(This is an extension of the original post by Rhys Oxenhams).
Lately, I’ve noticed that my MBP often slows down drastically after it’s on for a while, or if I run some computation-intensive multi-threaded code. Today, I finally decided to explore the problem. (DISCLAIMER: I am a OS X noobie – I do most of my code in linux – so please take what I say with a grain of salt. Nonetheless, if it seems that you have having a similar problem, I encourage you to try out this method. Be sure to let me know if it works!) The way I see it, you have two solutions:
Option 1: Use Windows
People in the tech industry often forget that Windows, apart from its myraid of issues related to security, is actually a well-designed operating system. Yes, OS X maintains a higher level of compatibility with Linux systems, but Windows is still superior on some fronts. I use my Windows partition primarily for running large-scale image processing experiments in MATLAB (it runs horribly slow in OS X), and for performing GPU-intensive tasks (I increase both core and memory clock frequencies for the discrete 750M).
From my experience, booting into Windows removes the the throttling issues. Of course, your computer will still shut down if any of the core components reaches a temperature of Tjunction, which is typically somewhere around 100 degrees Celsius for mobile CPUs and 150 degrees or so for GPUs.
Option 2: Modify kernel drivers
Warning: modify kernel drivers at your own risk.
There is a way, however, to reduce throttling directly in OS X. After replicating this condition, I checked both the activity monitor and ran top (which displays the most CPU-intensive, i.e. top, processes). I quickly noticed that the generic “kernel_task” process was responsible for a huge portion of the CPU usage on my computer. A quick google search led me to the link above, which I promptly tried. It seemed to make sense as well – MBPs are known for throttling both CPUs and GPUs in order to meet power and temperature constraints, and Intel’s SpeedStep technology paves the way for OS X to dynamically adjust the clock periods of the on-board oscillators. One can imagine why this is just by looking at their design, too.

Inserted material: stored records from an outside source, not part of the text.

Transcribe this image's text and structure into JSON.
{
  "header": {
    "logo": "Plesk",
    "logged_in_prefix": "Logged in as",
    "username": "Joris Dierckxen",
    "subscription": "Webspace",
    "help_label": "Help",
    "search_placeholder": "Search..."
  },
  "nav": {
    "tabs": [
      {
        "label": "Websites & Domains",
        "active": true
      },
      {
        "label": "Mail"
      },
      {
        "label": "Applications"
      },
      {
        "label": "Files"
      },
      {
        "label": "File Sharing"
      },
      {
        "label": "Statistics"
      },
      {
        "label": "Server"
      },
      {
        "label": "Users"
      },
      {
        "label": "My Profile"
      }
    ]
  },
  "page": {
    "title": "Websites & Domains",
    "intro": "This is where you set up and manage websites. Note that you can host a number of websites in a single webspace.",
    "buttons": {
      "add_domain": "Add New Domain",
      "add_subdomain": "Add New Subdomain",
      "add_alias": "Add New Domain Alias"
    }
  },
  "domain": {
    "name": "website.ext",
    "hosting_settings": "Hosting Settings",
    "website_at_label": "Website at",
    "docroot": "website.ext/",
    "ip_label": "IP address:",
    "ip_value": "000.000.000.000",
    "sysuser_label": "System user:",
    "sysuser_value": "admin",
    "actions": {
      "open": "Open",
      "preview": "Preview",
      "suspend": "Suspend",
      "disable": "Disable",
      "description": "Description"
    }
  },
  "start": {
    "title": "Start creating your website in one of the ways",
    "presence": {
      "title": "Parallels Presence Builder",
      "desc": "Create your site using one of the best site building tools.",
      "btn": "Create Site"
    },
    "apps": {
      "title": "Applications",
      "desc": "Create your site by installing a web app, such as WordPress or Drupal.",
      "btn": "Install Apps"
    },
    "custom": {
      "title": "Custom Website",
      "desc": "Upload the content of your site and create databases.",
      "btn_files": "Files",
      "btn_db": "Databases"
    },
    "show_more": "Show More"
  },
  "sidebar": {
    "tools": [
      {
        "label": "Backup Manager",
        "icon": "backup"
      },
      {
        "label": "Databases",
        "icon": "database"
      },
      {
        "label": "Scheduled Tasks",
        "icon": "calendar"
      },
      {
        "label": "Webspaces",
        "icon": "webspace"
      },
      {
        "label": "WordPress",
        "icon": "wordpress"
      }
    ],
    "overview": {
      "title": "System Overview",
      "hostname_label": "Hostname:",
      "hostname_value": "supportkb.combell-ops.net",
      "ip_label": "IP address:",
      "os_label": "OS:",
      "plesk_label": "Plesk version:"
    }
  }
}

One problem – the numerical portion of the model identifier for all mid-2014 MBPs is 11,3, which, after looking inside the aforementioned kext (kernel driver), the file that we need to identify and remove doesn’t actually exist. If you try removing all plists within the kext, nothing noticeable happens upon reboot – the driver continues to hog resources.
It turns out that you can use the
pmset, which allows you to manage a variety of power-related settings from the command line. Open up a terminal and type:
sudo pmset -a dps 0
It should disable dynamic clock cycle changes and other “power optimizations” which OS X automatically does.